Each year, the Center for Disease Control (CDC) releases its report revealing past STD rates, patterns, and observations. This January 2014, the full 2012 STD report came out, revealing that STD rates are on the rise nationally.
By viewing and understanding these STD rates, health care providers can predict trends for the upcoming year, helping them better adjust treatment plans and educational outreach.
How did STD rates change from 2011 to 2012? And what are some steps to prevent the spread of STDs, according to the CDC? Here are the facts.
2012 STD Rates
Because data on other STDs such as herpes, trichomoniasis, and human papillomavirus (HPV) often go unreported, the CDC’s 2012 report focuses on chlamydia, gonorrhea, and syphilis. Despite their higher report rates, many cases of these STDs also go undiagnosed and thus unreported — which means that the CDC’s report reveals only a hint of the reality of STDs in America.
STD Rates on the Rise
Compared to 2011, the 2012 STD rates all increased except for congenital syphilis:
- Chlamydia: 1,422,976 cases reported in 2012 compared to 1,412,791 in 2011, with the STD rates per 100,000 people increased by 0.7%
- Gonorrhea: 334,826 cases reported in 2012 compared to 321,849 in 2011, with the STD rates per 100,000 people increased by 4.1% in the third consecutive year of rising rates
- Syphilis (primary & secondary): 15,667 cases reported in 2012 compared to 13,970 in 2011 with the STD rates per 100,000 people increased 11.1%
- Syphilis (congenital): 322 cases reported in 2012 compared to 360 in 2011, with the STD rates per 100,000 people decreased by 10%
Groups With the Highest STD rates
STDs can infect anyone, but according to the 2012 data, the following STD rates are highest among certain groups.

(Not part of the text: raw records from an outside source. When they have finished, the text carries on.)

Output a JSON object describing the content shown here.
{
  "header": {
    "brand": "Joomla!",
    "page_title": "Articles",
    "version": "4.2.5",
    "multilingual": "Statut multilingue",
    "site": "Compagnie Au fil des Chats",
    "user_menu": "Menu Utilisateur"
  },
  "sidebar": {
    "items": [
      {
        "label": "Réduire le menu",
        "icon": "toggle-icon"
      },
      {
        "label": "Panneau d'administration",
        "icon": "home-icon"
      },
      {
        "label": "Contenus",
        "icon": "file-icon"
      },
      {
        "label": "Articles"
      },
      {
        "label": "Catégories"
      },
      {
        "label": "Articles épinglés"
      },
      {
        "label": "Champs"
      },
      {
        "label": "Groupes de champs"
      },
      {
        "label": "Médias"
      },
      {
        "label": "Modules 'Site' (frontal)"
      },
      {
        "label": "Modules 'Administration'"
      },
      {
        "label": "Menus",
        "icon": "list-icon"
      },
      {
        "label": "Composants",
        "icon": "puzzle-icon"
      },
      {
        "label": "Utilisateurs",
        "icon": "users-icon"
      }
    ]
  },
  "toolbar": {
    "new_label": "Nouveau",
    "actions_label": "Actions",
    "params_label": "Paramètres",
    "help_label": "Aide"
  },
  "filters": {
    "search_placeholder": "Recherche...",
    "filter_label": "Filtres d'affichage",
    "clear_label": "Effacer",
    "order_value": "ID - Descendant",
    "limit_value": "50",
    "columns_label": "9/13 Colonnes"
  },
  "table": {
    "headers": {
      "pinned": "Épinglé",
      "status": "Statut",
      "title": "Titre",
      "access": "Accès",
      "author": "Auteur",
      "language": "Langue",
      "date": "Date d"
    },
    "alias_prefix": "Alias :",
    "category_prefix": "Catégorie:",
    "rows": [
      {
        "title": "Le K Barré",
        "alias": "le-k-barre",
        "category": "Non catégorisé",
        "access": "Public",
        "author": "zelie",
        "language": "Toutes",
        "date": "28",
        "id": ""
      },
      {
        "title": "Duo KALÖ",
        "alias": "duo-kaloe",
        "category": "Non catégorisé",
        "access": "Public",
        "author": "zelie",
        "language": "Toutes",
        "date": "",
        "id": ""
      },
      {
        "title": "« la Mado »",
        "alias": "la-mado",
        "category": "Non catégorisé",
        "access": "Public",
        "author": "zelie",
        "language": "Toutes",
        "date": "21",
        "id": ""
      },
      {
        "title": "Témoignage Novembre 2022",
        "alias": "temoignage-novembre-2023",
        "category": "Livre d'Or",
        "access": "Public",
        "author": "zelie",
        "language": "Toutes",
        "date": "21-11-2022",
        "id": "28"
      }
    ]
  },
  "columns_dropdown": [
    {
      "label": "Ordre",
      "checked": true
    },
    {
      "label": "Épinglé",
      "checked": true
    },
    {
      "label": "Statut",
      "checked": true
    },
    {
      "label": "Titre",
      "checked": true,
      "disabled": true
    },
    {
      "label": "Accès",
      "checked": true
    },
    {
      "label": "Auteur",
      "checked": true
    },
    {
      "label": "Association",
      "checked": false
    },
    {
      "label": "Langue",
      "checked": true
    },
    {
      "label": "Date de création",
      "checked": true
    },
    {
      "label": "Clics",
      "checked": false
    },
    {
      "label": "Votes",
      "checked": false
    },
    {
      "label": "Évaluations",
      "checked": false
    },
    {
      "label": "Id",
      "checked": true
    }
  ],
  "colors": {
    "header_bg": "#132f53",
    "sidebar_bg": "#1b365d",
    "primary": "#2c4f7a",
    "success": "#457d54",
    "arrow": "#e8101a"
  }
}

Men who have sex with men (MSM) have higher STD rates when it comes to syphilis, making up 75% of all people with the most infectious forms of syphilis (primary and secondary). When the disease in primary or secondary form goes untreated, it can lead to stroke and visual impairment, plus place the infected person at more risk for contracting HIV.
The CDC notes that risk behaviors such as unprotected sex do contribute to these higher levels of syphilis, but also that social factors like lower economic status and the prevalence of homophobia may prevent gay, bisexual, and MSM from seeking treatment for the disease. To stop these rising STD rates, we should focus on eliminating the social stigma linked with syphilis, and also encourage all sexually active gay, bisexual, and MSM to be screened for syphilis, gonorrhea, and HIV at least yearly.
Gonorrhea & Chlamydia
Like in previous years, the 2012 CDC data on STD rates reveals that gonorrhea and chlamydia are most prevalent among Americans ages 15 – 24. Though both young adult men and women are affected by these soaring STD rates, the long-term repercussions are felt more heavily among women who run the risk of infertility due to undiagnosed STDs.
To combat these climbing STD rates, the CDC suggests yearly chlamydia screenings for sexually active women age 25 and under, plus gonorrhea screenings for at-risk women who are sexually active — for example, women with multiple sexual partners, or women who live in areas with high STD rates.
Fight Rising STD Rates With ARCpoint Labs
Worried you may be at risk for STD infection? Combat the inflating STD rates by getting confidential, reliable walk-in STD testing from your local ARCpoint Labs. We offer individual STD testing as well as comprehensive STD panels to detect a variety of diseases.
To lower your risk of STD rates, find the nearest ARCpoint Labs that offers STD testing!